Approximately one quarter of immigrants in the United States currently inhabit some form of (what sociologist Cecilia Menjivar has termed) “liminality.” While some are undocumented with little prospect of gaining a recognized status, many others reside in a grey zone. They may have recognized Deferred Action for Childhood Arrival (DACA) status. They may have applied for a more permanent status after entering the country on a temporary visa. Many are awaiting adjudication or federal immigration reform and have slipped out of a legally recognized status.
- Unauthorized or undocumented is a term that refers to foreign-born individuals who are neither are citizens nor have a recognized status. Some have entered the United States without inspection at the southern or northern border while others were legally admitted on a temporary basis (e.g. tourist visa) but stayed beyond their required departure date.

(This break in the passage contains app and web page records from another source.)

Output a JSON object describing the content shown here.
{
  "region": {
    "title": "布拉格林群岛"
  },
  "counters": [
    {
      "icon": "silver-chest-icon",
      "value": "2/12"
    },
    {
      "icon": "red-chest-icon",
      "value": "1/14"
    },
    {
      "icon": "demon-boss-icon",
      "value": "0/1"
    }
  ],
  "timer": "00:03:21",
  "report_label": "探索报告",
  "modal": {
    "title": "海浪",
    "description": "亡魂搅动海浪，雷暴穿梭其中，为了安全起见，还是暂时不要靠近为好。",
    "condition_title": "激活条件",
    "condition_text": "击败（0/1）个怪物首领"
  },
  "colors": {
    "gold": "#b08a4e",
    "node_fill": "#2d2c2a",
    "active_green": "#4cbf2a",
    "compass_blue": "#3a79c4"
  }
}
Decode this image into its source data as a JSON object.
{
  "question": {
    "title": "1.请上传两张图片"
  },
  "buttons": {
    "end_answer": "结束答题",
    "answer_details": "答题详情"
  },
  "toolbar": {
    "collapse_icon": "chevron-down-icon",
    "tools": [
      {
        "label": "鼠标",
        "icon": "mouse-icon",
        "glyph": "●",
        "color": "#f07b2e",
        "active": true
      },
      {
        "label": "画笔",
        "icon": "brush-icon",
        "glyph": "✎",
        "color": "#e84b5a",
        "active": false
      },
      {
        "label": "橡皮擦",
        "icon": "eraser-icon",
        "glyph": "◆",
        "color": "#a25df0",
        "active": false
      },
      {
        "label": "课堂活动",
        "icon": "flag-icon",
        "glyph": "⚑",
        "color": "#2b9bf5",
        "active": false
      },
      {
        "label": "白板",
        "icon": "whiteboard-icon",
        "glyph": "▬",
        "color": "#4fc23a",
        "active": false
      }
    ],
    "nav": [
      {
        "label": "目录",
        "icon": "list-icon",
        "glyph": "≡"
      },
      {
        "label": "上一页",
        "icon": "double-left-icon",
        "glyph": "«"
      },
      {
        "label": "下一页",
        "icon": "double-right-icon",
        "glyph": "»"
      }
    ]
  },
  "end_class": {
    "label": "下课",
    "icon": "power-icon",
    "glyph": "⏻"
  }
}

- The Deferred Action for Childhood Arrivals (DACA) program provides temporary (2 year renewable) administrative relief to eligible immigrants who came to the United States when they were children. DACA gives its recipients protection from deportation as well as a work permit. Since it was put in place in YEAR, DACA has faced a series of challenges in court. While it has been demonstrated that DACA has been highly beneficial, its recipients face uncertainty over DACA’s and their future status.
- Mixed Status is not a legal designation but rather refers to a particularly precarious status of millions of children currently residing in the United States. These are citizen children who live in families who have one or more parents who are unauthorized. There are an estimated 4.9 million children live with an undocumented parent and almost a million more who reside with extended family members with precarious status.
This means that these children live in a constant state of fear that a caretaker could be deported at any given moment. Further, though the majority are citizen children, they often receive less access to consistent health care to which they are entitled as their parents do not want to either expose the family in the short-term to potential deportation nor do they wish to compromise future efforts to regularize the family.